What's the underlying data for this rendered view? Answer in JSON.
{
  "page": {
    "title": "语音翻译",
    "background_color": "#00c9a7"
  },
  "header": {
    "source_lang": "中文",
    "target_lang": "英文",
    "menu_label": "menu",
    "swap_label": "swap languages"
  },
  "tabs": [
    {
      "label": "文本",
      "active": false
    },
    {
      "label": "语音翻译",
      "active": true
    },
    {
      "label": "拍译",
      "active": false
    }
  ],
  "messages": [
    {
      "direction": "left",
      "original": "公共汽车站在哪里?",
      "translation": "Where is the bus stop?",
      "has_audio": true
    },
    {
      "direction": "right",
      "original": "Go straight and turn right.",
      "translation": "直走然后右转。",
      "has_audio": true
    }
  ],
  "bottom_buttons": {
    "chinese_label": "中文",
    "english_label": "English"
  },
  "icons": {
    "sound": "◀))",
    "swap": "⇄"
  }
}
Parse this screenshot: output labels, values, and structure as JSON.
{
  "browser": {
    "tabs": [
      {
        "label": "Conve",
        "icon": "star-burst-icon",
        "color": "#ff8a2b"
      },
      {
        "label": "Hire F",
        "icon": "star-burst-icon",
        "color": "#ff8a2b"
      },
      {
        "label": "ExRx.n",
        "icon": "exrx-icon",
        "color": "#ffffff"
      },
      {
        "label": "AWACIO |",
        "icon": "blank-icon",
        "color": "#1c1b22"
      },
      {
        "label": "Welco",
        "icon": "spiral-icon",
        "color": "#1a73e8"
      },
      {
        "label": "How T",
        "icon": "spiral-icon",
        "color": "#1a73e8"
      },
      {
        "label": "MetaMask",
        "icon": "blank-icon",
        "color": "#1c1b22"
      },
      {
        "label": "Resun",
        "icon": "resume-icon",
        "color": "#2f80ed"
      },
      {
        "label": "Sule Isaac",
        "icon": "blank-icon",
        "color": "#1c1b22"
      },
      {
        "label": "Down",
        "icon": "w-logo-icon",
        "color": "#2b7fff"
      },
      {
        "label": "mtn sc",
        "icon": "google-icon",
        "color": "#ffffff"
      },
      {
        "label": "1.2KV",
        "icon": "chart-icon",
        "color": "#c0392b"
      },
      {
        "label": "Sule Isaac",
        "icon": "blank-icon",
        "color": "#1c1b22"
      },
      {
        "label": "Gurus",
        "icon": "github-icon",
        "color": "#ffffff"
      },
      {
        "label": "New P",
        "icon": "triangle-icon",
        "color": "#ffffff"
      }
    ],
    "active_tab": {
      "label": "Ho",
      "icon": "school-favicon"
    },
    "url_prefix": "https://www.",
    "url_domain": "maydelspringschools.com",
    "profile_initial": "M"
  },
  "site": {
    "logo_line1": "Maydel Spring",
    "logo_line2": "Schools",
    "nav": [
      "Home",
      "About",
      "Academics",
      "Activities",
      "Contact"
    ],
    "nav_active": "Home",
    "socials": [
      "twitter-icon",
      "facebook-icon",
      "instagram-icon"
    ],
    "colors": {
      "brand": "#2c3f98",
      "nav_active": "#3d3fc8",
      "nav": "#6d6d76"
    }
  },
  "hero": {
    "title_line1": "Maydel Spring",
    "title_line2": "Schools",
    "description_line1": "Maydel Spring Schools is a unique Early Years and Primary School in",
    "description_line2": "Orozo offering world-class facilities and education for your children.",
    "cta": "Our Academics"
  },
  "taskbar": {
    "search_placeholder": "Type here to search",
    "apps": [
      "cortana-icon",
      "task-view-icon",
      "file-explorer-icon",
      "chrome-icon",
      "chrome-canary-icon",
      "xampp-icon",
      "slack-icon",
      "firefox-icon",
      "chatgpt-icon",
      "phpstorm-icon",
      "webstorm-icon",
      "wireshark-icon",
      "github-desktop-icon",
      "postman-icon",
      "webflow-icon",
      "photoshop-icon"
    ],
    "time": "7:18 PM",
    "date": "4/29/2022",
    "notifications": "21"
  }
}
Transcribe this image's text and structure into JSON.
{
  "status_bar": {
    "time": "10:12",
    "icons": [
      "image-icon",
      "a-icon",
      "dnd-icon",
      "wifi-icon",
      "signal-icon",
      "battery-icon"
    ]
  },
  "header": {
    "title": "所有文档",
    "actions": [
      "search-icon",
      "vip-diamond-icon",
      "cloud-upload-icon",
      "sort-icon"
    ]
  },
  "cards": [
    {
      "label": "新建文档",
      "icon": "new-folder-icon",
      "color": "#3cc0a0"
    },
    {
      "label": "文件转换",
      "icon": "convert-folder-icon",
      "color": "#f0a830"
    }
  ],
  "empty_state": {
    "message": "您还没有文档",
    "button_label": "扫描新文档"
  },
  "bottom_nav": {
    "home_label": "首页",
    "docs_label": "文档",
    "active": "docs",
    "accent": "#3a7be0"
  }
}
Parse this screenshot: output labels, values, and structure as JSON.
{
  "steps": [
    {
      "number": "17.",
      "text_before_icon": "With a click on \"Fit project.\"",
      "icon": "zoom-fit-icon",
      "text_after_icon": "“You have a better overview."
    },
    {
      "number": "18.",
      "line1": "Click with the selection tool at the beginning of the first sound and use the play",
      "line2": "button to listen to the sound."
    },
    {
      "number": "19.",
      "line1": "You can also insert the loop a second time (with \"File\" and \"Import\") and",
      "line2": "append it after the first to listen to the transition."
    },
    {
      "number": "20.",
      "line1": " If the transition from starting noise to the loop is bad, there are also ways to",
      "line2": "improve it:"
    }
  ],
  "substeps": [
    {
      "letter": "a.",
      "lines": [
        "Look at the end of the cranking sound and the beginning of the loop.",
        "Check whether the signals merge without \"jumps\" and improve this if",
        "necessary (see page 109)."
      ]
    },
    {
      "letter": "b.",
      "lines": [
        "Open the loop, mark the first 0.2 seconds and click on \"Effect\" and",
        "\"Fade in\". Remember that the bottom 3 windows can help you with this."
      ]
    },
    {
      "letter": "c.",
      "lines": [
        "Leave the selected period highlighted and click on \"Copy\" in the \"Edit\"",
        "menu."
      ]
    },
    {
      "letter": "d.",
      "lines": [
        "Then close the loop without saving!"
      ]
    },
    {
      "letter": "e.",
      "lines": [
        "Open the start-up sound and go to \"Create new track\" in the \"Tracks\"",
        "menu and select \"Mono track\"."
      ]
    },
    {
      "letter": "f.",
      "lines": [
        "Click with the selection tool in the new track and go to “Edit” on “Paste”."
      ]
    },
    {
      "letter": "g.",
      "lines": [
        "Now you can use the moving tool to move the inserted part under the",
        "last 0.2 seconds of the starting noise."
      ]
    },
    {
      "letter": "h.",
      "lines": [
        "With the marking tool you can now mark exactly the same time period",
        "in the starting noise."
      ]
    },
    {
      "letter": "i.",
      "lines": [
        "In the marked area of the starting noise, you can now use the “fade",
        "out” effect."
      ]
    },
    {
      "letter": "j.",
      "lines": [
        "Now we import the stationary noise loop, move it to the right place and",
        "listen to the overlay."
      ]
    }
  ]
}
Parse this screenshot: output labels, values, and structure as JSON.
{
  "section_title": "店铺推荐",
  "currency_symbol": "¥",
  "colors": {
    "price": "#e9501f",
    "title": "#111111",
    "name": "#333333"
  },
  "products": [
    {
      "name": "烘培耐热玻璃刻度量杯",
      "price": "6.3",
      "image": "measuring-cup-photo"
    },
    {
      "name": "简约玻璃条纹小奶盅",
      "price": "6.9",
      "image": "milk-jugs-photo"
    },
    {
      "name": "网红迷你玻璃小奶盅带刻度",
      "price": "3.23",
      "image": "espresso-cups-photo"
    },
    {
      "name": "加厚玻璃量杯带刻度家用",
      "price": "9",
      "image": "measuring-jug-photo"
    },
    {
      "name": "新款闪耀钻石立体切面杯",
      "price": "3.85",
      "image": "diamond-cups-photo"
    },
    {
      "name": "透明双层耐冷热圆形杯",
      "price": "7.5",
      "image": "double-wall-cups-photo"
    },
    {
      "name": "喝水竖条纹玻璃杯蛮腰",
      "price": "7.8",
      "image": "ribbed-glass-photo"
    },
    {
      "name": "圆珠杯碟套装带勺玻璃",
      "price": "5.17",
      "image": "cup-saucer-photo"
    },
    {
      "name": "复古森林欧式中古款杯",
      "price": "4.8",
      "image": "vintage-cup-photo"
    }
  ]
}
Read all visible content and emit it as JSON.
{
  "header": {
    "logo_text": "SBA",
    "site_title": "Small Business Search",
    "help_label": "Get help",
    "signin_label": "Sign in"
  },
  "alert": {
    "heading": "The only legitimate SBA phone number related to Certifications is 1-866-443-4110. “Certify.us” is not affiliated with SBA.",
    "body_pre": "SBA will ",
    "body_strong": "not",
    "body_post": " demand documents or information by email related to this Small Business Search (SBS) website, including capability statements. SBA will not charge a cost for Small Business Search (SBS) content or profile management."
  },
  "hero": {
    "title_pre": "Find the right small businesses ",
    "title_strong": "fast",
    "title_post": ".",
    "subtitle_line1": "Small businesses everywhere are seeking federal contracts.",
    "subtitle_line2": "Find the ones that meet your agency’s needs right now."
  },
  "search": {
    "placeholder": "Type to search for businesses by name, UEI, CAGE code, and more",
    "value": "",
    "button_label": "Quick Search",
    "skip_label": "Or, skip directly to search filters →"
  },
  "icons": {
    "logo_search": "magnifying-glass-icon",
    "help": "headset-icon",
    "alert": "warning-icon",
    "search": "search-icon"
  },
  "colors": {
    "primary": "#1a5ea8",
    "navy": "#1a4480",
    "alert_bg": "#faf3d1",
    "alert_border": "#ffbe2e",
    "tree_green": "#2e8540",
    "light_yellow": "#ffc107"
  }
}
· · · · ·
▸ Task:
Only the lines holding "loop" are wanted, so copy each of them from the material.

▸ Output of the exercise:
      "line1": "You can also insert the loop a second time (with \"File\" and \"Import\") and",
      "line1": " If the transition from starting noise to the loop is bad, there are also ways to",
        "Look at the end of the cranking sound and the beginning of the loop.",
        "Open the loop, mark the first 0.2 seconds and click on \"Effect\" and",
        "Then close the loop without saving!"
        "Now we import the stationary noise loop, move it to the right place and",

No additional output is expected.